Entries from a dataset of interfaces
■ ■ ■ ■
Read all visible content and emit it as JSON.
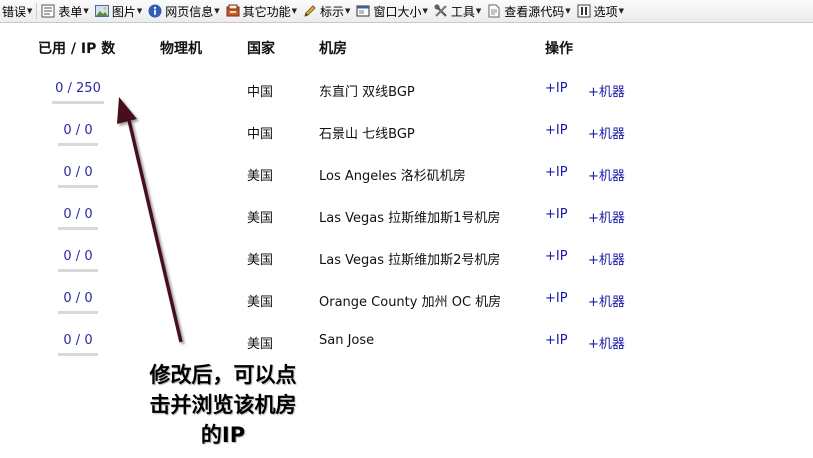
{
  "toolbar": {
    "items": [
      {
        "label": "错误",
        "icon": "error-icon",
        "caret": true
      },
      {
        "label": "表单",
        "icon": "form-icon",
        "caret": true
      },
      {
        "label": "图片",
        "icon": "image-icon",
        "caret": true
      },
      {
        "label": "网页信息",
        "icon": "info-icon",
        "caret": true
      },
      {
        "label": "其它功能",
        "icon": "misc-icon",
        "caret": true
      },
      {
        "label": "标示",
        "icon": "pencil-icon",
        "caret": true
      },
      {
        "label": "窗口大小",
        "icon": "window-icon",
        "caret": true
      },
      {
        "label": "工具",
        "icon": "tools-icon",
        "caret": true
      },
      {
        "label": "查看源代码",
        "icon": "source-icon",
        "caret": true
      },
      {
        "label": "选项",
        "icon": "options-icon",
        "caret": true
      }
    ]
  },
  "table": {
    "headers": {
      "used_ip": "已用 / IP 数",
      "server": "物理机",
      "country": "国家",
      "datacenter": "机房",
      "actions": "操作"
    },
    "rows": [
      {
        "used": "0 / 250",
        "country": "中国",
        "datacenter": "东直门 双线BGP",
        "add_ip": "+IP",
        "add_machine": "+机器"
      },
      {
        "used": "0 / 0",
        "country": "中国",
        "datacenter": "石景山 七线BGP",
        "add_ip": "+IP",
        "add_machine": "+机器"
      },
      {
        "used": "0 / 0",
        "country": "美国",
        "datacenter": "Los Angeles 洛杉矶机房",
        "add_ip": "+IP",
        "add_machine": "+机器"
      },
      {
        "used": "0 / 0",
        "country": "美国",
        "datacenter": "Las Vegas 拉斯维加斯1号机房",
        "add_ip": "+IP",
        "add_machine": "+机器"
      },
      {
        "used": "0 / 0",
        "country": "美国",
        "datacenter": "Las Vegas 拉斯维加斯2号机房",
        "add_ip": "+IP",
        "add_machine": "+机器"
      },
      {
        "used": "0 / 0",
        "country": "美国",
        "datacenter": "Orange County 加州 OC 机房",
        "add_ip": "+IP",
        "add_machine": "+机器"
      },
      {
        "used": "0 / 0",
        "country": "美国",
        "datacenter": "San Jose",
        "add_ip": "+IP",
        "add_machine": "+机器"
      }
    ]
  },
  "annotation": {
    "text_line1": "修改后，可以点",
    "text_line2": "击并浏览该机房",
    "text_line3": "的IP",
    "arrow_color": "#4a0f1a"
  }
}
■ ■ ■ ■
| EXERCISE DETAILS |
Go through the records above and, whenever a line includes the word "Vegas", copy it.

| ANSWER BOX |
        "datacenter": "Las Vegas 拉斯维加斯1号机房",
        "datacenter": "Las Vegas 拉斯维加斯2号机房",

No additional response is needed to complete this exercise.